Changing the public’s littering behaviour – Villiers Street campaign shows it can be done

Changing the public’s littering behaviour – Villiers Street campaign shows it can be done

Walk between Charing Cross and Embankment and you will find yourself on Villiers Street, the second busiest pedestrian thoroughfare in London. With most of the leading foodservice retailers either in this street or within a few seconds of it, together with a number of independents and a supermarket devoted to food to go, a huge amount of food and drink is consumed on this street.
Hubbub, the behaviour change charity, in conjunction with Westminster City Council, has for the last six months run an intensive litter campaign called ‘Neat Streets’. Supported financially by some of the foodservice retailers, INCPEN and the Packaging Federation (the FPA is a member of both), Hubbub has drawn upon the most successful litter campaigns throughout the world and implemented a series of activities and installed some unique bins and litter collection devices.
With research conducted pre and post campaign by Keep Britain Tidy it is terrific to report a reduction in litter of 26% with an even larger fall in afternoons over the campaign period of 51%.
Hubbub has done an incredible job in both raising the funds for the campaign and then implementing it so well. They have demonstrated that with a solid strategy, creative solutions and sustained activity litter can be beaten.

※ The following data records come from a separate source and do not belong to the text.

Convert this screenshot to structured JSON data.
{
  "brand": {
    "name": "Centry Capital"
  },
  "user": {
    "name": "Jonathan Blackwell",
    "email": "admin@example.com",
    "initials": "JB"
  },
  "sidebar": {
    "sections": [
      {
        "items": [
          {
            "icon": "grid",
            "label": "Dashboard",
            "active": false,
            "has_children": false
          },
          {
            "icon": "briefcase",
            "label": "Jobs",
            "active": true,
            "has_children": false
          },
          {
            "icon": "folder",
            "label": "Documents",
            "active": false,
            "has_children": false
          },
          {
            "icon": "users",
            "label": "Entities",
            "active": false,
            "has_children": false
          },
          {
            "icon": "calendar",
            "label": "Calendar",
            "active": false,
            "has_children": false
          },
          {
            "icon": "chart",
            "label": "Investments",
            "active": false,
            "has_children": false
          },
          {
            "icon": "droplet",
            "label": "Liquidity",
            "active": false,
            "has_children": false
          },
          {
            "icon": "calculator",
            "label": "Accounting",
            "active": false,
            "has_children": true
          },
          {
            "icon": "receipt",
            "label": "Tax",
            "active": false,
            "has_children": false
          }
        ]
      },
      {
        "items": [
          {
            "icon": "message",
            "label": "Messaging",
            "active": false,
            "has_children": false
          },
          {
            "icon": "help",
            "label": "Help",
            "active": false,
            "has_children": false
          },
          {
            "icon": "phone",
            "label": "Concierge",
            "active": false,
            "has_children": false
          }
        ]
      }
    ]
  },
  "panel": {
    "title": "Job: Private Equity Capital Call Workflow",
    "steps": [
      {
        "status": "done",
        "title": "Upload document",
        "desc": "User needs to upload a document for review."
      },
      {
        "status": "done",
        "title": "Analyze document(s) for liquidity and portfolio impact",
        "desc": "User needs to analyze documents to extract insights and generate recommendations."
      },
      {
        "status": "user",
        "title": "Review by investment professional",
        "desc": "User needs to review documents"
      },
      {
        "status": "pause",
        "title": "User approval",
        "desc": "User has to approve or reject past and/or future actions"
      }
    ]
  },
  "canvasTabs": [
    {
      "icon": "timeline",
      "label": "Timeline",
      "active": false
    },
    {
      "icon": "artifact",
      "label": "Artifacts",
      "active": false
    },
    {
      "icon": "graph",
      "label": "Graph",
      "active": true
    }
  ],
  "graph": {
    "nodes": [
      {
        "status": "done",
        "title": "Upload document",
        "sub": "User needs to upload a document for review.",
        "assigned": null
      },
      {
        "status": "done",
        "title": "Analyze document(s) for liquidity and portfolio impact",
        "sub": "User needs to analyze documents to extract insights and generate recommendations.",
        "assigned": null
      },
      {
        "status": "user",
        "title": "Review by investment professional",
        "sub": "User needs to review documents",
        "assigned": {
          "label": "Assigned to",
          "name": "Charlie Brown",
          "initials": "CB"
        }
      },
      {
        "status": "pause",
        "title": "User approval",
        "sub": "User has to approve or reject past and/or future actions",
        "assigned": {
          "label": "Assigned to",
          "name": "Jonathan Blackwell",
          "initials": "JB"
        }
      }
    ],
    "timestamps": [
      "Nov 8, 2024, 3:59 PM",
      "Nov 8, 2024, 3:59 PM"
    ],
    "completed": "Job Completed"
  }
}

Two months ago the FPA sent a letter to Defra Minister Rory Stewart and to his equivalent at the Department of Communities and Local Government signed by 25 organisations requesting the Government establish an Advisory Committee for Litter. At the recent Plastics 2020 House of Commons reception and the recent All Party Parliamentary Group for Packaging session at which the Hubbub results were announced, the Minister made the point that litter is due to public behaviour and not packaging. He also referred to establishing a litter task force in January 2016 which would include industry representatives. These are two very significant steps which we commend.

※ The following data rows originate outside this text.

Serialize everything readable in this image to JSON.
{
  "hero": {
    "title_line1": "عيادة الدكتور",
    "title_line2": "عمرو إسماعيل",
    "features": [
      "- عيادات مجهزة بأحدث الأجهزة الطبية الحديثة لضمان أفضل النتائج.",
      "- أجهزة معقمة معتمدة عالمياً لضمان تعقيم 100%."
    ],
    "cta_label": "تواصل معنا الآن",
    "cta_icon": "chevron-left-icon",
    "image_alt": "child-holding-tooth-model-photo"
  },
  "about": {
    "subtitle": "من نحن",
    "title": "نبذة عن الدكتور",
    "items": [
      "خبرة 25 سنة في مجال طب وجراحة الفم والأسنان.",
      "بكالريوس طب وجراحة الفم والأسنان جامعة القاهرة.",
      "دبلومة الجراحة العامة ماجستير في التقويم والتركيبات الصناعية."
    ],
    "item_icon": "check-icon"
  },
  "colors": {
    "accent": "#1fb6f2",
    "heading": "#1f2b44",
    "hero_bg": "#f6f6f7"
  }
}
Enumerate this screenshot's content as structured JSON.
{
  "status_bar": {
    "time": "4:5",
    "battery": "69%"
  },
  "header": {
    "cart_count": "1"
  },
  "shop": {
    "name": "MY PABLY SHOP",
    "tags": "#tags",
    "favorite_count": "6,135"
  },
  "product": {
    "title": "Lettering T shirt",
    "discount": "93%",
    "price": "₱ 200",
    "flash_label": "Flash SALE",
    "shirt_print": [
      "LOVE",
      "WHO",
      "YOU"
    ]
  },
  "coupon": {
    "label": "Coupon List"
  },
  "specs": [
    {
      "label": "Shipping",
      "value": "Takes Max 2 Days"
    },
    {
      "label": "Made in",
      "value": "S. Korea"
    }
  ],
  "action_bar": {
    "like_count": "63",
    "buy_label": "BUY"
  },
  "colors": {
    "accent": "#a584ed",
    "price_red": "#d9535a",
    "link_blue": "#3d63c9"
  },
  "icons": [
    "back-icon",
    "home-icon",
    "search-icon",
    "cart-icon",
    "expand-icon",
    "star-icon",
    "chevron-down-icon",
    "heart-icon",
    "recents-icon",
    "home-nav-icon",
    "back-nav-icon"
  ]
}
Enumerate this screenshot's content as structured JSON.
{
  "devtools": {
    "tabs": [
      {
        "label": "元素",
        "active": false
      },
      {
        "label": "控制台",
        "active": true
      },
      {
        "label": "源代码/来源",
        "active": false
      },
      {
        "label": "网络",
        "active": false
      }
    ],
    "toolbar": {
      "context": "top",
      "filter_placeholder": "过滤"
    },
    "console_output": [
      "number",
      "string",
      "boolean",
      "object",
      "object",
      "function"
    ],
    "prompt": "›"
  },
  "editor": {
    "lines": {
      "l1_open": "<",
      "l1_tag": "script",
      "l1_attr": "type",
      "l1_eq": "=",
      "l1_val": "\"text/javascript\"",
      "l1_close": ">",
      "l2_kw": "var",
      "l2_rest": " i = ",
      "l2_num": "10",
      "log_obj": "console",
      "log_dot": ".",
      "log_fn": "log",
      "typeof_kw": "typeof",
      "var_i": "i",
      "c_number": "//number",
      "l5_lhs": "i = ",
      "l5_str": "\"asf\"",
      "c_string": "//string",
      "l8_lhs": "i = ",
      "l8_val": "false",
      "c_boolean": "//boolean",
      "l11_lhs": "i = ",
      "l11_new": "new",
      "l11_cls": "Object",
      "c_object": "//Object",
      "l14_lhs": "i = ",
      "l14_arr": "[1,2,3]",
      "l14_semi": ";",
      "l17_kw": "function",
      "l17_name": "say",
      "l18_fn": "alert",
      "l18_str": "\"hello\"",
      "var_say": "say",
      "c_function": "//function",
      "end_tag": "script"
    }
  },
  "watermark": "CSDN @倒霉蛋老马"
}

The Villiers Street experiment demonstrates something can be done to reduce litter and that business is willing to play a key part in beating it. We look to the Government to provide much needed leadership and the setting up of an Advisory Committee or equivalent to act as a forum to bring all the UK litter groups together with business.
We are pleased that Hubbub has announced three further Neat Streets with two in England outside London and one in Scotland. We would urge FPA members to get behind the Neat Street campaigns. While packaging producers are not responsible for litter there are many organisations that wish to impose swinging levies on various types of foodservice packaging and would like to constrain our market. The recent charge on carrier bags was in the name of litter. Foodservice retailers are providing financial backing for the Neat Streets campaign and the time has come for foodservice packaging to do likewise.

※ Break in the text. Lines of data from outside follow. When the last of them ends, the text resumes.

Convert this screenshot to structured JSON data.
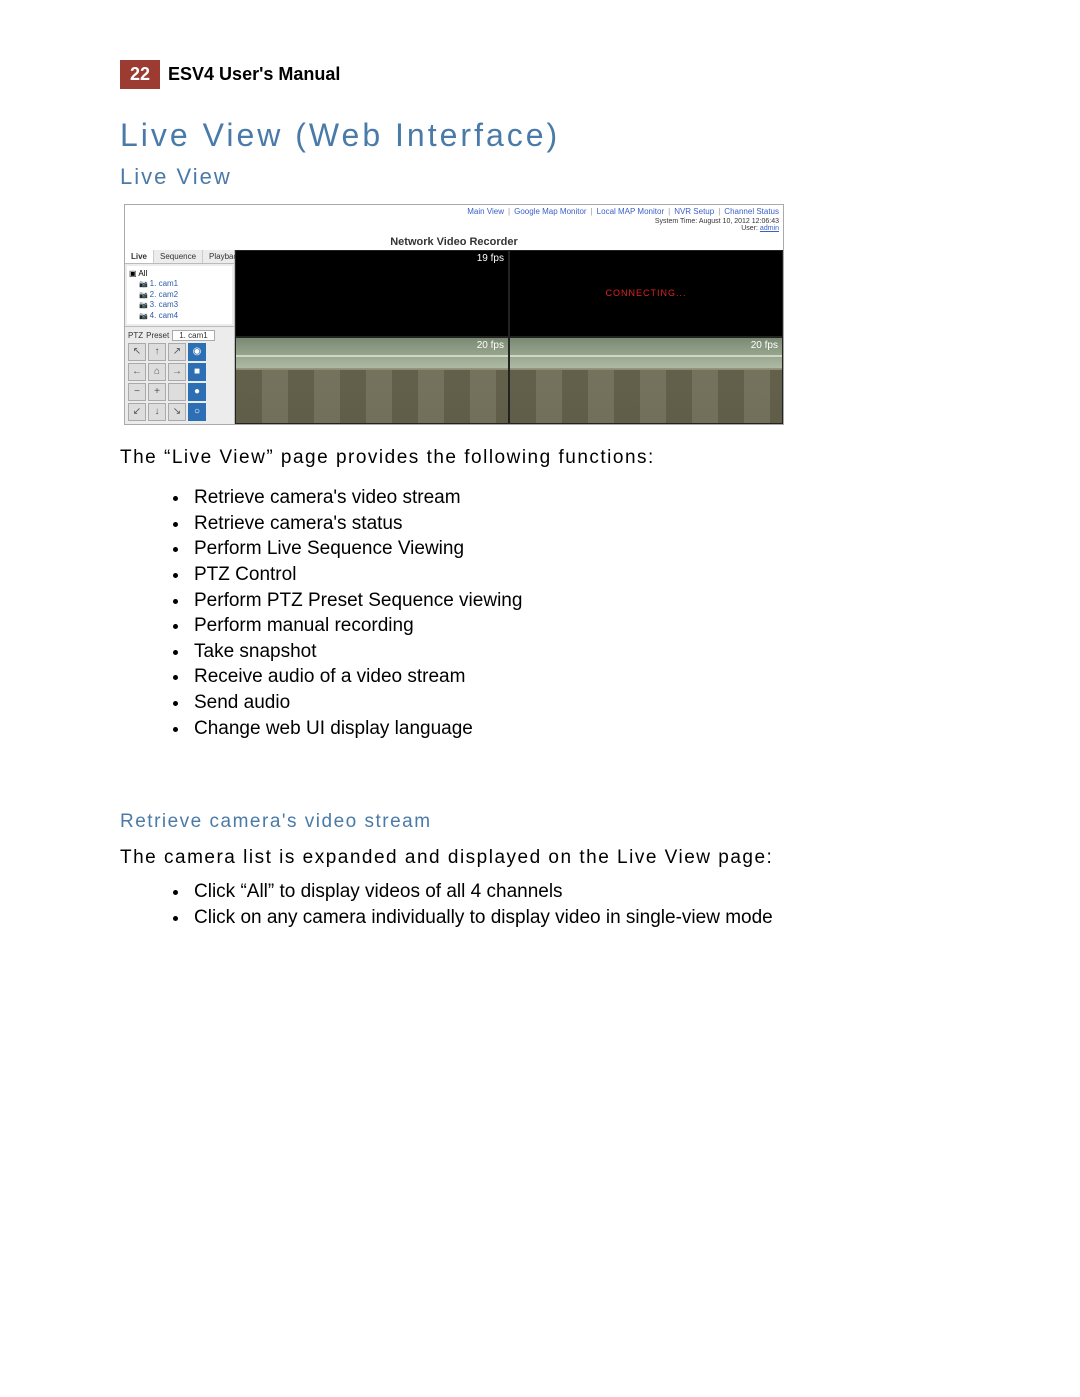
{
  "header": {
    "page_number": "22",
    "manual_title": "ESV4 User's Manual"
  },
  "section_title": "Live View (Web Interface)",
  "subsection_title": "Live View",
  "screenshot": {
    "top_links": [
      "Main View",
      "Google Map Monitor",
      "Local MAP Monitor",
      "NVR Setup",
      "Channel Status"
    ],
    "system_time_label": "System Time: August 10, 2012 12:06:43",
    "user_label": "User:",
    "user_name": "admin",
    "app_title": "Network Video Recorder",
    "tabs": {
      "live": "Live",
      "t2": "Sequence",
      "t3": "Playback"
    },
    "camera_tree": {
      "root": "All",
      "cams": [
        "1. cam1",
        "2. cam2",
        "3. cam3",
        "4. cam4"
      ]
    },
    "ptz": {
      "label": "PTZ",
      "preset": "Preset",
      "selected": "1. cam1"
    },
    "cells": {
      "tl_fps": "19 fps",
      "tr_text": "CONNECTING...",
      "bl_fps": "20 fps",
      "br_fps": "20 fps"
    }
  },
  "intro_line": "The “Live View” page provides the following functions:",
  "functions": [
    "Retrieve camera's video stream",
    "Retrieve camera's status",
    "Perform Live Sequence Viewing",
    "PTZ Control",
    "Perform PTZ Preset Sequence viewing",
    "Perform manual recording",
    "Take snapshot",
    "Receive audio of a video stream",
    "Send audio",
    "Change web UI display language"
  ],
  "retrieve": {
    "heading": "Retrieve camera's video stream",
    "lead": "The camera list is expanded and displayed on the Live View page:",
    "bullets": [
      "Click “All” to display videos of all 4 channels",
      "Click on any camera individually to display video in single-view mode"
    ]
  }
}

Let’s help eradicate litter before litter eradicates your industry.

PS. Trewin Restorick, Hubbub’s CEO, is speaking at the FPA Seminar on 21 January in Solihull, sharing a platform with Jeremy Paxman (as Patron of Clean Up Britain), Sue Kinsey from the Marine Conservation Society and Derek Robertson, CEO of Keep Scotland Beautiful. Please do take this opportunity to hear more about Neat Streets and indeed to hear more from four of the leading UK’s litter organisations and book your places now.